Wallets for cryptocurrencies: An overview.
Disclaimer: The following article is for entertainment and informational purposes only. It does not constitute a recommendation to purchase any particular wallet.
There is a wide variety of wallets for cryptocurrencies, all of which have certain advantages and disadvantages, mostly resulting from a compromise between ease of use and security. Interestingly enough, a wallet does not store any currencies. Instead, a wallet consists of a private key and a public address derived from it. How little it takes to create a wallet can be seen in the example of a paper wallet. A compromise between highest security standards and ease of use are hardware wallets with certain smart features, such as the Investor Hardware Wallet.
What are wallets for cryptocurrencies (wallets)?
First of all, the term “wallet” is actually a little bit misleading since it suggests that it stores currencies. Though unlike traditional purses, this is not the case with wallets for cryptocurrencies. Instead, wallets are used to manage cryptocurrencies and tokens that are associated with a certain address. They typically contain public and private key pairs, metadata and human readable things like labels1. Besides this main purpose, wallets often provide additional functionality. For example, many browser extension- and mobile wallets allow you to directly exchange cryptocurrencies or NFTs and interact with smart contracts and decentralized applications (dApps). In practical terms, this means that you can use your wallet to interact with a Brokerbot to buy tokenized shares, or you can open a bank account identified by an NFT. Another specific use case is the transfer of cryptocurrencies from the Ethereum mainnet to a Layer 22 network.
Types of wallets

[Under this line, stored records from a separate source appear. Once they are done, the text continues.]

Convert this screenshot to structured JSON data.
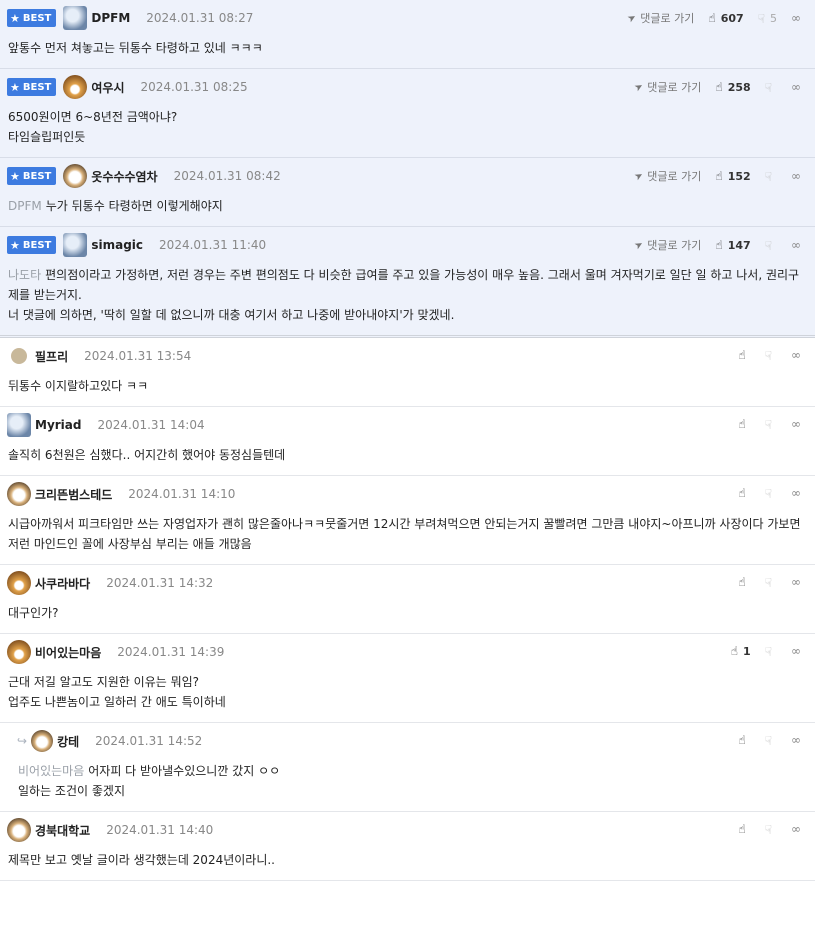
{
  "labels": {
    "best": "BEST",
    "goto": "댓글로 가기"
  },
  "comments": [
    {
      "best": true,
      "avatar": "blue",
      "nick": "DPFM",
      "date": "2024.01.31 08:27",
      "up": "607",
      "down": "5",
      "mention": "",
      "lines": [
        "앞통수 먼저 쳐놓고는 뒤통수 타령하고 있네 ㅋㅋㅋ"
      ]
    },
    {
      "best": true,
      "avatar": "fox",
      "nick": "여우시",
      "date": "2024.01.31 08:25",
      "up": "258",
      "down": "",
      "mention": "",
      "lines": [
        "6500원이면 6~8년전 금액아냐?",
        "타임슬립퍼인듯"
      ]
    },
    {
      "best": true,
      "avatar": "shiba",
      "nick": "옷수수수염차",
      "date": "2024.01.31 08:42",
      "up": "152",
      "down": "",
      "mention": "DPFM",
      "lines": [
        "누가 뒤통수 타령하면 이렇게해야지"
      ]
    },
    {
      "best": true,
      "avatar": "blue",
      "nick": "simagic",
      "date": "2024.01.31 11:40",
      "up": "147",
      "down": "",
      "mention": "나도타",
      "lines": [
        "편의점이라고 가정하면, 저런 경우는 주변 편의점도 다 비슷한 급여를 주고 있을 가능성이 매우 높음. 그래서 울며 겨자먹기로 일단 일 하고 나서, 권리구제를 받는거지.",
        "너 댓글에 의하면, '딱히 일할 데 없으니까 대충 여기서 하고 나중에 받아내야지'가 맞겠네."
      ]
    },
    {
      "best": false,
      "avatar": "dot",
      "nick": "필프리",
      "date": "2024.01.31 13:54",
      "up": "",
      "down": "",
      "mention": "",
      "lines": [
        "뒤통수 이지랄하고있다 ㅋㅋ"
      ]
    },
    {
      "best": false,
      "avatar": "blue",
      "nick": "Myriad",
      "date": "2024.01.31 14:04",
      "up": "",
      "down": "",
      "mention": "",
      "lines": [
        "솔직히 6천원은 심했다.. 어지간히 했어야 동정심들텐데"
      ]
    },
    {
      "best": false,
      "avatar": "shiba",
      "nick": "크리뜬범스테드",
      "date": "2024.01.31 14:10",
      "up": "",
      "down": "",
      "mention": "",
      "lines": [
        "시급아까워서 피크타임만 쓰는 자영업자가 괜히 많은줄아나ㅋㅋ뭇줄거면 12시간 부려쳐먹으면 안되는거지 꿀빨려면 그만큼 내야지~아프니까 사장이다 가보면 저런 마인드인 꼴에 사장부심 부리는 애들 개많음"
      ]
    },
    {
      "best": false,
      "avatar": "fox",
      "nick": "사쿠라바다",
      "date": "2024.01.31 14:32",
      "up": "",
      "down": "",
      "mention": "",
      "lines": [
        "대구인가?"
      ]
    },
    {
      "best": false,
      "avatar": "fox",
      "nick": "비어있는마음",
      "date": "2024.01.31 14:39",
      "up": "1",
      "down": "",
      "mention": "",
      "lines": [
        "근대 저길 알고도 지원한 이유는 뭐임?",
        "업주도 나쁜놈이고 일하러 간 애도 특이하네"
      ]
    },
    {
      "best": false,
      "reply": true,
      "avatar": "shiba",
      "nick": "캉테",
      "date": "2024.01.31 14:52",
      "up": "",
      "down": "",
      "mention": "비어있는마음",
      "lines": [
        "어자피 다 받아낼수있으니깐 갔지 ㅇㅇ",
        "일하는 조건이 좋겠지"
      ]
    },
    {
      "best": false,
      "avatar": "shiba",
      "nick": "경북대학교",
      "date": "2024.01.31 14:40",
      "up": "",
      "down": "",
      "mention": "",
      "lines": [
        "제목만 보고 옛날 글이라 생각했는데 2024년이라니.."
      ]
    }
  ]
}
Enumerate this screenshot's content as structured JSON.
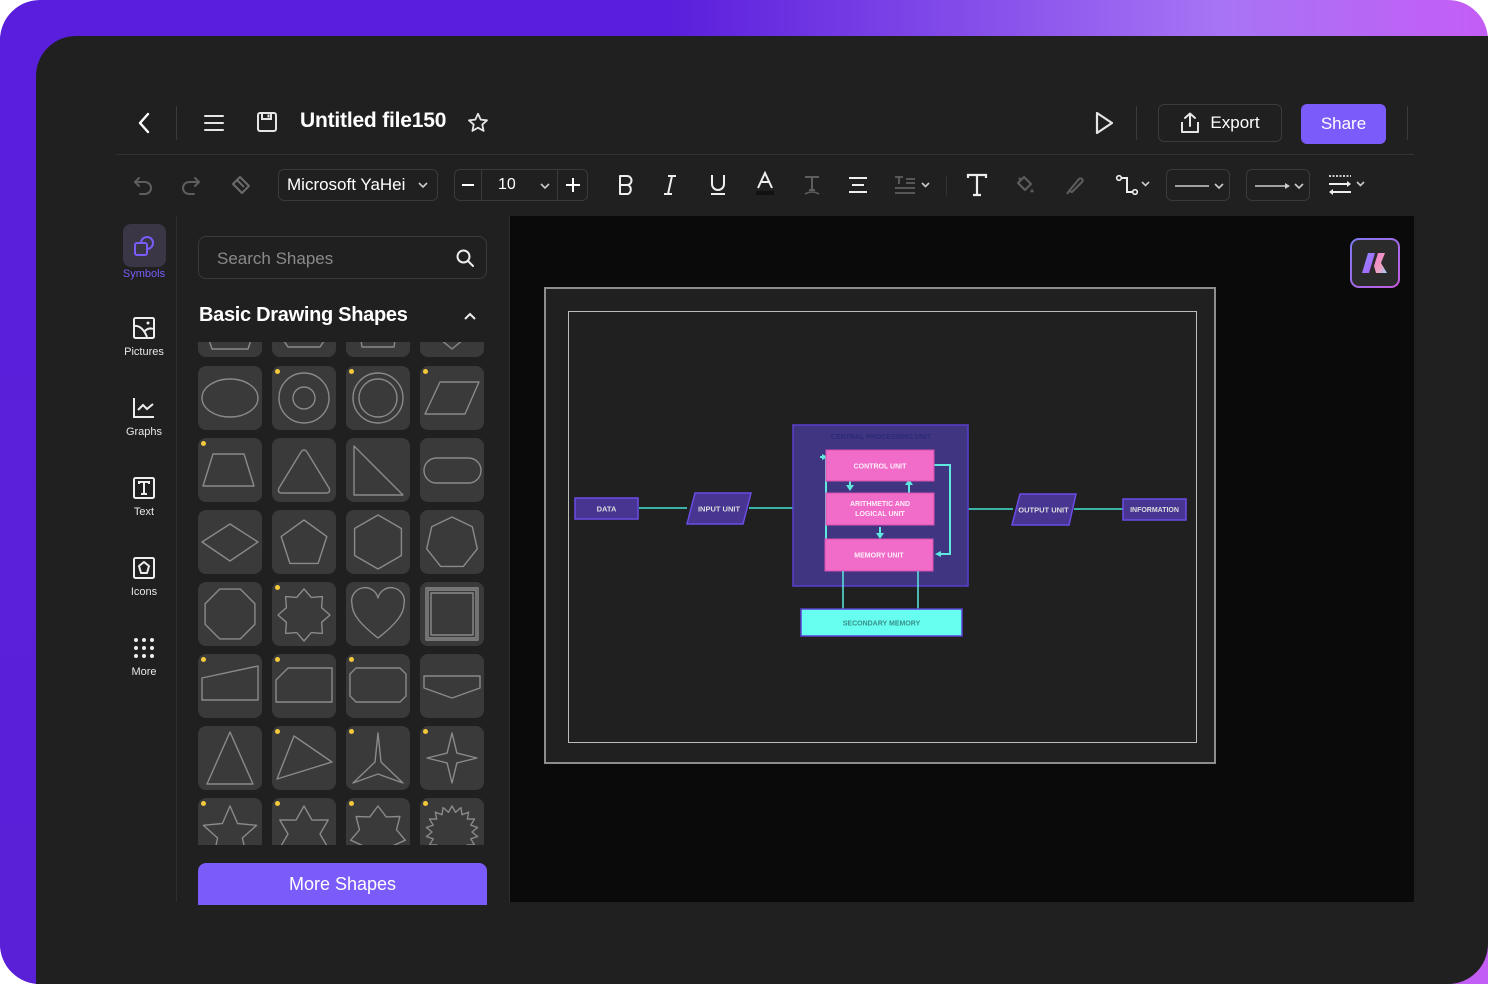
{
  "header": {
    "file_title": "Untitled file150",
    "export_label": "Export",
    "share_label": "Share"
  },
  "toolbar": {
    "font_family": "Microsoft YaHei",
    "font_size": "10"
  },
  "rail": {
    "items": [
      {
        "label": "Symbols",
        "icon": "symbols-icon",
        "active": true
      },
      {
        "label": "Pictures",
        "icon": "picture-icon"
      },
      {
        "label": "Graphs",
        "icon": "graph-icon"
      },
      {
        "label": "Text",
        "icon": "text-icon"
      },
      {
        "label": "Icons",
        "icon": "icons-icon"
      },
      {
        "label": "More",
        "icon": "grid-dots-icon"
      }
    ]
  },
  "panel": {
    "search_placeholder": "Search Shapes",
    "section_title": "Basic Drawing Shapes",
    "more_shapes_label": "More Shapes",
    "shapes": [
      {
        "name": "trapezoid-top",
        "premium": false
      },
      {
        "name": "hexagon-flat-top",
        "premium": false
      },
      {
        "name": "pentagon-cut",
        "premium": false
      },
      {
        "name": "chevron-down",
        "premium": false
      },
      {
        "name": "ellipse",
        "premium": false
      },
      {
        "name": "donut",
        "premium": true
      },
      {
        "name": "double-circle",
        "premium": true
      },
      {
        "name": "parallelogram",
        "premium": true
      },
      {
        "name": "trapezoid",
        "premium": true
      },
      {
        "name": "triangle-rounded",
        "premium": false
      },
      {
        "name": "right-triangle",
        "premium": false
      },
      {
        "name": "stadium",
        "premium": false
      },
      {
        "name": "diamond",
        "premium": false
      },
      {
        "name": "pentagon",
        "premium": false
      },
      {
        "name": "hexagon",
        "premium": false
      },
      {
        "name": "heptagon",
        "premium": false
      },
      {
        "name": "octagon",
        "premium": false
      },
      {
        "name": "seal-8",
        "premium": true
      },
      {
        "name": "heart",
        "premium": false
      },
      {
        "name": "frame",
        "premium": false
      },
      {
        "name": "manual-input",
        "premium": true
      },
      {
        "name": "snip-corner-rect",
        "premium": true
      },
      {
        "name": "octagon-rect",
        "premium": true
      },
      {
        "name": "pentagon-down",
        "premium": false
      },
      {
        "name": "tall-triangle",
        "premium": false
      },
      {
        "name": "scalene-triangle",
        "premium": true
      },
      {
        "name": "three-point-star",
        "premium": true
      },
      {
        "name": "four-point-star",
        "premium": true
      },
      {
        "name": "five-point-star",
        "premium": true
      },
      {
        "name": "six-point-star",
        "premium": true
      },
      {
        "name": "seven-point-star",
        "premium": true
      },
      {
        "name": "burst",
        "premium": true
      }
    ]
  },
  "diagram": {
    "cpu_title": "CENTRAL PROCESSING UNIT",
    "data": "DATA",
    "input_unit": "INPUT UNIT",
    "control_unit": "CONTROL UNIT",
    "alu_line1": "ARITHMETIC AND",
    "alu_line2": "LOGICAL UNIT",
    "memory_unit": "MEMORY UNIT",
    "secondary_memory": "SECONDARY MEMORY",
    "output_unit": "OUTPUT UNIT",
    "information": "INFORMATION",
    "colors": {
      "node_fill": "#483592",
      "node_stroke": "#6b4ce6",
      "cpu_fill": "#3f3580",
      "unit_fill": "#f06cc8",
      "connector": "#5ee8e0",
      "secondary_fill": "#66fff0"
    }
  },
  "colors": {
    "accent": "#7b5cfa",
    "background": "#202020",
    "canvas": "#0a0a0a"
  }
}
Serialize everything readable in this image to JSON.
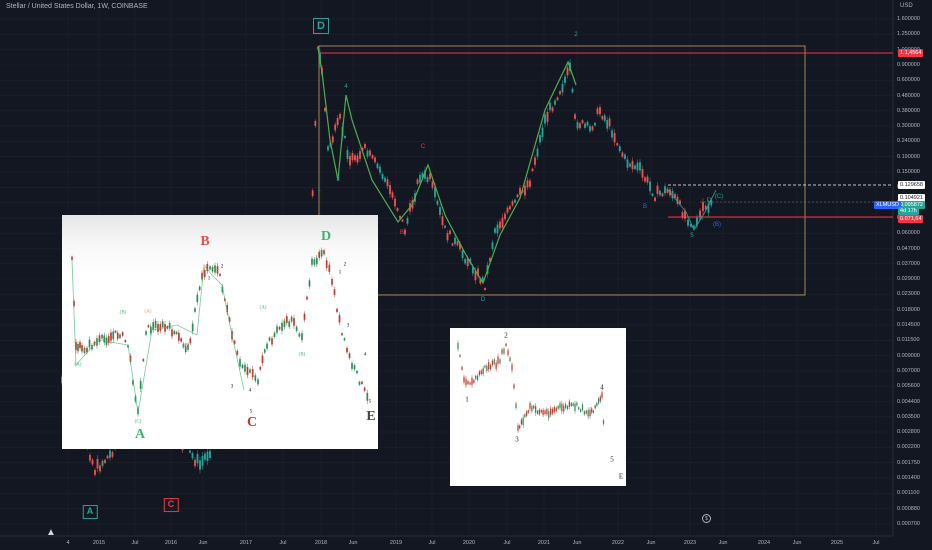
{
  "symbol_title": "Stellar / United States Dollar, 1W, COINBASE",
  "currency_label": "USD",
  "price_axis": [
    "1.600000",
    "1.250000",
    "1.000000",
    "0.900000",
    "0.600000",
    "0.480000",
    "0.380000",
    "0.300000",
    "0.240000",
    "0.190000",
    "0.150000",
    "0.120000",
    "0.100000",
    "0.080000",
    "0.060000",
    "0.047000",
    "0.037000",
    "0.029000",
    "0.023000",
    "0.018000",
    "0.014500",
    "0.011500",
    "0.009000",
    "0.007000",
    "0.005600",
    "0.004400",
    "0.003500",
    "0.002800",
    "0.002200",
    "0.001750",
    "0.001400",
    "0.001100",
    "0.000880",
    "0.000700"
  ],
  "price_tags": [
    {
      "text": "1.1,4564",
      "bg": "#f23645",
      "fg": "#ffffff"
    },
    {
      "text": "0.129658",
      "bg": "#ffffff",
      "fg": "#131722"
    },
    {
      "text": "0.104921",
      "bg": "#ffffff",
      "fg": "#131722"
    },
    {
      "text": "0.095872",
      "bg": "#26a69a",
      "fg": "#ffffff"
    },
    {
      "text": "XLMUSD",
      "bg": "#2962ff",
      "fg": "#ffffff"
    },
    {
      "text": "4d 17h",
      "bg": "#26a69a",
      "fg": "#ffffff"
    },
    {
      "text": "0.071,64",
      "bg": "#f23645",
      "fg": "#ffffff"
    }
  ],
  "time_axis": [
    "4",
    "2015",
    "Jul",
    "2016",
    "Jun",
    "2017",
    "Jul",
    "2018",
    "Jun",
    "2019",
    "Jul",
    "2020",
    "Jul",
    "2021",
    "Jun",
    "2022",
    "Jun",
    "2023",
    "Jun",
    "2024",
    "Jun",
    "2025",
    "Jul"
  ],
  "waves": [
    {
      "t": "D",
      "c": "#26a69a"
    },
    {
      "t": "2",
      "c": "#26a69a"
    },
    {
      "t": "A",
      "c": "#26a69a"
    },
    {
      "t": "C",
      "c": "#f23645"
    },
    {
      "t": "D",
      "c": "#26a69a"
    },
    {
      "t": "B",
      "c": "#f23645"
    },
    {
      "t": "3",
      "c": "#26a69a"
    },
    {
      "t": "C",
      "c": "#f23645"
    },
    {
      "t": "4",
      "c": "#26a69a"
    },
    {
      "t": "1",
      "c": "#26a69a"
    },
    {
      "t": "5",
      "c": "#26a69a"
    },
    {
      "t": "(C)",
      "c": "#26a69a"
    },
    {
      "t": "(B)",
      "c": "#2962ff"
    },
    {
      "t": "A",
      "c": "#26a69a"
    },
    {
      "t": "D",
      "c": "#26a69a"
    },
    {
      "t": "B",
      "c": "#2962ff"
    }
  ],
  "inset1_labels": [
    {
      "t": "B",
      "c": "#e05050"
    },
    {
      "t": "D",
      "c": "#3cb371"
    },
    {
      "t": "(B)",
      "c": "#3cb371"
    },
    {
      "t": "(A)",
      "c": "#c8a060"
    },
    {
      "t": "(A)",
      "c": "#3cb371"
    },
    {
      "t": "(B)",
      "c": "#c87070"
    },
    {
      "t": "(A)",
      "c": "#3cb371"
    },
    {
      "t": "(B)",
      "c": "#3cb371"
    },
    {
      "t": "(C)",
      "c": "#3cb371"
    },
    {
      "t": "A",
      "c": "#3cb371"
    },
    {
      "t": "C",
      "c": "#c0392b"
    },
    {
      "t": "E",
      "c": "#444444"
    },
    {
      "t": "1",
      "c": "#000000"
    },
    {
      "t": "2",
      "c": "#000000"
    },
    {
      "t": "3",
      "c": "#000000"
    },
    {
      "t": "4",
      "c": "#000000"
    },
    {
      "t": "5",
      "c": "#000000"
    },
    {
      "t": "1",
      "c": "#000000"
    },
    {
      "t": "2",
      "c": "#000000"
    },
    {
      "t": "3",
      "c": "#000000"
    },
    {
      "t": "4",
      "c": "#000000"
    },
    {
      "t": "5",
      "c": "#000000"
    }
  ],
  "inset2_labels": [
    "2",
    "1",
    "3",
    "4",
    "5",
    "E"
  ]
}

With the following list we clarify and shed light on the multitude of wallets for cryptocurrencies. Let’s begin with a basic distinction. In general, there are two types of wallets: Hot and cold. A hot wallet refers to a wallet that was at least once connected to the internet. This poses some characteristic risks, as a malicious party could at least try to gain access. In contrast, a cold wallet is not connected to the internet and the private key is shielded by hardware measures such as secure enclaves3. Consequently, cold wallets are considered safer than hot wallets. Browser extension wallets and mobile wallet apps belong to the class of hot wallets, hardware and hybrid wallets are cold wallets.
The user-friendly: Browser extension wallets
Browser extension wallets are, as the name suggests, extensions that are installed in the browser. There are a variety of providers (Phantom, Metamask, Nami) for different blockchains (Phantom for Solana, Metamask for Ethereum and Binance Smart Chain or Nami for Cardano). Browser extension wallets have the advantage that they can be easily installed and are quickly available when a dApp is accessed via the web browser. In addition, some wallets automatically detect which blockchain you are on, making it easy to switch between networks. The downside of course being that they are connected to the internet most of the time (i.e., hot). In addition, browser extensions are usually only offered in a desktop version and therefore do not work on cell phones. This second issue is solved by mobile wallet apps.
The handy: Mobile wallets
Most browser extension wallets also come in a similar version for cell phones and work on all major smartphones. In a way, you can take your cryptocurrencies with you wherever you go. The Aktionariat Portfolio App or the Metamask mobile app fall into the category of mobile wallet apps. These wallets are therefore particularly suitable if you want to use your cryptocurrencies in day-to-day life and need them on the go. For example, you can use a mobile wallet to make payments or show the latest NFT collection to your work colleague. Due to the constant connection to the Internet, these wallets are exposed to similar risks as browser extension wallets. In order to minimize this risk, so-called cold wallets can be used. These include hardware wallets and the more exotic paper wallets.
The more secure: Hardware wallets
The best of both worlds: "Hybrid" wallets
A balance between security and ease of use is offered by wallets that are not directly connected to the Internet, but still incorporate smart features. In a sense, these are "hybrid" wallets. The Investor Hardware Wallet from Aktionariat belongs to this category and has the format of a credit card. As with other hardware wallets, the private key is located on the card itself, which is not connected to the Internet. However, since the card contains an NFC chip, one can simply hold it up to a cell phone in order to sign transactions on the companion mobile app. This allows you to manage your cryptocurrencies and tokenized shares with the confidence of an added level of security, but without really compromising on ease of use.
Bonus: Paper wallets
Did you know that you can create your own wallet by flipping a coin 256 times and noting zero for heads and one for tails? It's true! Paper wallets are a speciality among wallets, and that’s the way they are created. Of course, this process is extremely time-consuming and such a paper wallet is not really practical. Still, it is a valid method to create a wallet with no downside to security if done correctly. Furthermore, it shows very well that a wallet is really only about a public address, which is created from an individual private key and a mathematical one-way function. If you would like to try this yourself you can watch this entertaining video.
There are a multitude of wallets which usually fall somewhere in between the spectrum of security and ease of use. Ultimately, it all boils down to personal preference which one to take. In summary, Table 1 provides all of the above information in a neat tabular format.